While it’s lovely to see The Police or The Jesus And Mary Chain back together again, it would be even lovelier to have fresh material from them. While the aforementioned bands tour the world and have the crowd wondering if they’ll make it through “Roxanne” or “April Skies” without killing each other, Crowded House have done the most sensible thing of all—they’ve made a new album.

Time On Earth is the band’s first long player since 1993’s masterpiece Together Alone and also their first without longtime drummer Paul Hester, who sadly committed suicide in 2005. That being said, the stakes are high and the tenor of the situation bittersweet, but Crowded House, which is now comprised of Neil Finn, bassist Nick Seymour, keyboardist Mark Hart and drummer Matt Sherrod, have managed to make what can only be described as a remarkable album.

Dedicated to the memory of Hester, the album opens up with “Nobody Wants To,” a gentle mediation on mortality and the ephemeral nature of the universe.  Against rippling drums and a swaying guitar line, Finn sings, “Down on the ocean floor/That’s where I’m heading for.” The song may be a somber invocation, but it’s a necessary one—Time On Earth is a stunning song cycle about the inevitable fugacity of human life.

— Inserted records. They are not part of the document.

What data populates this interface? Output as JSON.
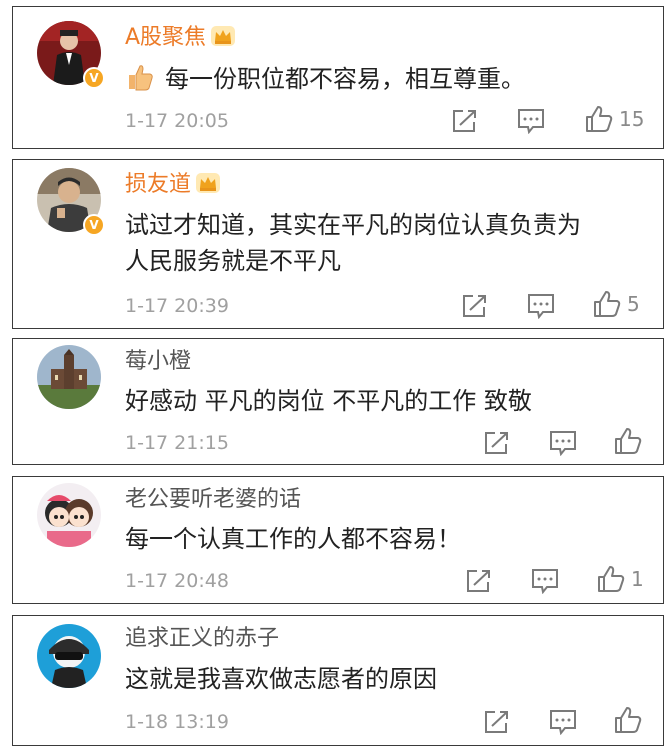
{
  "comments": [
    {
      "user": "A股聚焦",
      "vip": true,
      "verified": true,
      "text": "每一份职位都不容易，相互尊重。",
      "emoji": "thumbs-up",
      "time": "1-17 20:05",
      "likes": "15"
    },
    {
      "user": "损友道",
      "vip": true,
      "verified": true,
      "text_lines": [
        "试过才知道，其实在平凡的岗位认真负责为",
        "人民服务就是不平凡"
      ],
      "time": "1-17 20:39",
      "likes": "5"
    },
    {
      "user": "莓小橙",
      "vip": false,
      "text": "好感动 平凡的岗位 不平凡的工作 致敬",
      "time": "1-17 21:15",
      "likes": ""
    },
    {
      "user": "老公要听老婆的话",
      "vip": false,
      "text": "每一个认真工作的人都不容易！",
      "time": "1-17 20:48",
      "likes": "1"
    },
    {
      "user": "追求正义的赤子",
      "vip": false,
      "text": "这就是我喜欢做志愿者的原因",
      "time": "1-18 13:19",
      "likes": ""
    }
  ],
  "colors": {
    "vip_name": "#ec7b28",
    "normal_name": "#555555",
    "text": "#222222",
    "meta": "#a0a0a0",
    "verified_badge": "#f6a623"
  },
  "icons": [
    "share-icon",
    "comment-icon",
    "like-icon",
    "crown-icon",
    "verified-badge"
  ]
}
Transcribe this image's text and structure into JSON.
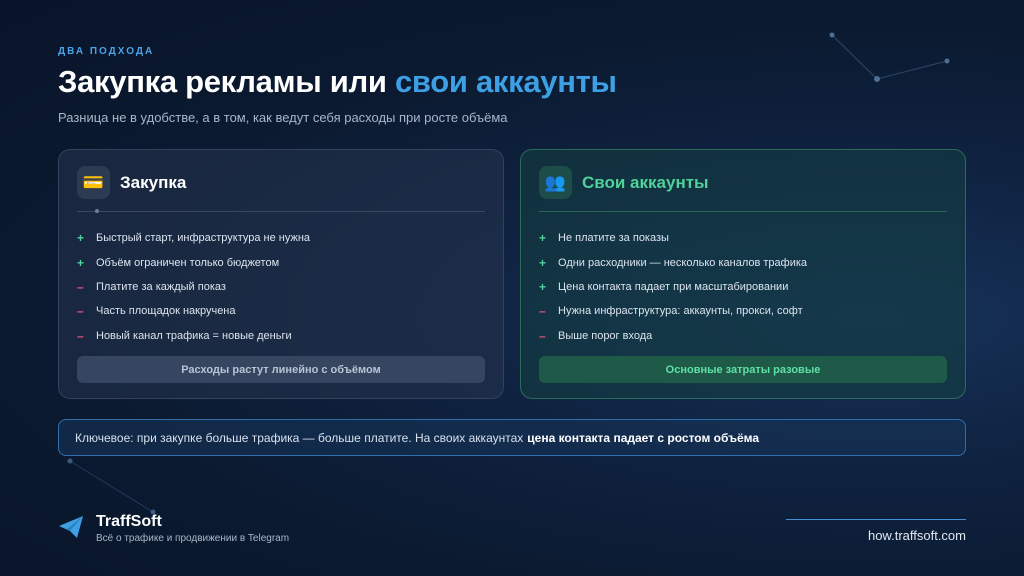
{
  "eyebrow": "ДВА ПОДХОДА",
  "title": {
    "main": "Закупка рекламы или",
    "accent": "свои аккаунты"
  },
  "subtitle": "Разница не в удобстве, а в том, как ведут себя расходы при росте объёма",
  "cards": [
    {
      "icon": "credit-card-icon",
      "icon_glyph": "💳",
      "title": "Закупка",
      "items": [
        {
          "sign": "+",
          "text": "Быстрый старт, инфраструктура не нужна"
        },
        {
          "sign": "+",
          "text": "Объём ограничен только бюджетом"
        },
        {
          "sign": "–",
          "text": "Платите за каждый показ"
        },
        {
          "sign": "–",
          "text": "Часть площадок накручена"
        },
        {
          "sign": "–",
          "text": "Новый канал трафика = новые деньги"
        }
      ],
      "footer": "Расходы растут линейно с объёмом"
    },
    {
      "icon": "users-icon",
      "icon_glyph": "👥",
      "title": "Свои аккаунты",
      "items": [
        {
          "sign": "+",
          "text": "Не платите за показы"
        },
        {
          "sign": "+",
          "text": "Одни расходники — несколько каналов трафика"
        },
        {
          "sign": "+",
          "text": "Цена контакта падает при масштабировании"
        },
        {
          "sign": "–",
          "text": "Нужна инфраструктура: аккаунты, прокси, софт"
        },
        {
          "sign": "–",
          "text": "Выше порог входа"
        }
      ],
      "footer": "Основные затраты разовые"
    }
  ],
  "key": {
    "text": "Ключевое: при закупке больше трафика — больше платите. На своих аккаунтах",
    "bold": "цена контакта падает с ростом объёма"
  },
  "brand": {
    "icon": "telegram-plane-icon",
    "name": "TraffSoft",
    "tagline": "Всё о трафике и продвижении в Telegram"
  },
  "url": "how.traffsoft.com",
  "colors": {
    "accent_blue": "#3ea0e4",
    "plus_green": "#4fd199",
    "minus_red": "#e2557a",
    "background": "#0b1a30"
  }
}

But it’s also about the beauty.

Like a pop version of Whitman or Emerson, Finn emerges here as a man faced with the daunting task of understanding the beauty and terror of nature itself. Contemplating what he calls “the after-image of my outline” (much like Whitman did in “Song Of Myself”: “For every atom belonging to me as good belongs to you”), Finn sees traces of himself in storms and waves and trees and lightning, all of which urge him to celebrate his role among the natural order.

All this heaviness of mortality aside, Time On Earth is a great pop album and reasserts Finn’s skills as one of the few pop immortals on the planet. “She Called Up” is a punchy Motown-flavored soul gem; “Pour Le Monde (For The World, Not For The War)” is an aching, world-weary ballad; and “Transit Lounge” offers a fresh take on relationships. Elsewhere, Johnny Marr drops in on two numbers he co-wrote with Finn (“Don’t Stop Now” and the jangling “Even A Child”); “Walked Her Way Down” is loaded with a terribly sexy pop bounce; and the lilting “English Trees” is a heartbreaking and mournful take on loss that finds Finn declaring, “And I must be wise somehow /‘Cause my heart’s been broken down.” The piano-tinged closer “People Are Suns” is the kind of ballad that only Finn can write—emotionally precise, lyrically exact and catchy in the most masterful way.

This is pop royalty at work. Bow down.